INSTRUCTIONS TO FOLLOW –
With the pictures set aside, reproduce each entry precisely as it reads.

Start of AVAILABLE DATA

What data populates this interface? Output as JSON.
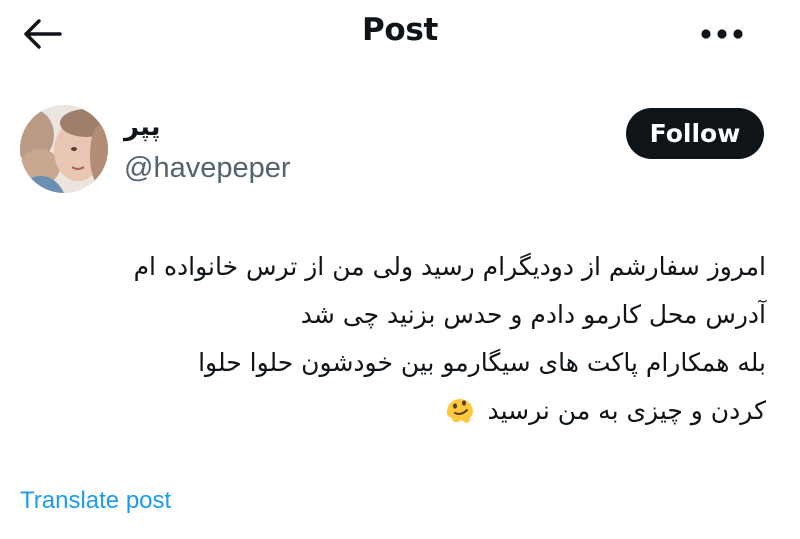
{
  "header": {
    "back_icon": "arrow-left-icon",
    "title": "Post",
    "more_icon": "ellipsis-horizontal-icon"
  },
  "author": {
    "display_name": "پپر",
    "handle": "@havepeper",
    "follow_label": "Follow"
  },
  "post": {
    "lines": [
      "امروز سفارشم از دودیگرام رسید ولی من از ترس خانواده ام",
      "آدرس محل کارمو دادم و حدس بزنید چی شد",
      "بله همکارام پاکت های سیگارمو بین خودشون حلوا حلوا",
      "کردن و چیزی به من نرسید"
    ],
    "emoji": "melting-face-emoji"
  },
  "footer": {
    "translate_label": "Translate post"
  },
  "colors": {
    "text": "#0f1419",
    "secondary": "#536471",
    "link": "#1d9bf0",
    "button_bg": "#0f1419"
  }
}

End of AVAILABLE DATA

OUTPUT FOR THIS TASK –
What data populates this interface? Output as JSON.
{
  "header": {
    "back_icon": "arrow-left-icon",
    "title": "Post",
    "more_icon": "ellipsis-horizontal-icon"
  },
  "author": {
    "display_name": "پپر",
    "handle": "@havepeper",
    "follow_label": "Follow"
  },
  "post": {
    "lines": [
      "امروز سفارشم از دودیگرام رسید ولی من از ترس خانواده ام",
      "آدرس محل کارمو دادم و حدس بزنید چی شد",
      "بله همکارام پاکت های سیگارمو بین خودشون حلوا حلوا",
      "کردن و چیزی به من نرسید"
    ],
    "emoji": "melting-face-emoji"
  },
  "footer": {
    "translate_label": "Translate post"
  },
  "colors": {
    "text": "#0f1419",
    "secondary": "#536471",
    "link": "#1d9bf0",
    "button_bg": "#0f1419"
  }
}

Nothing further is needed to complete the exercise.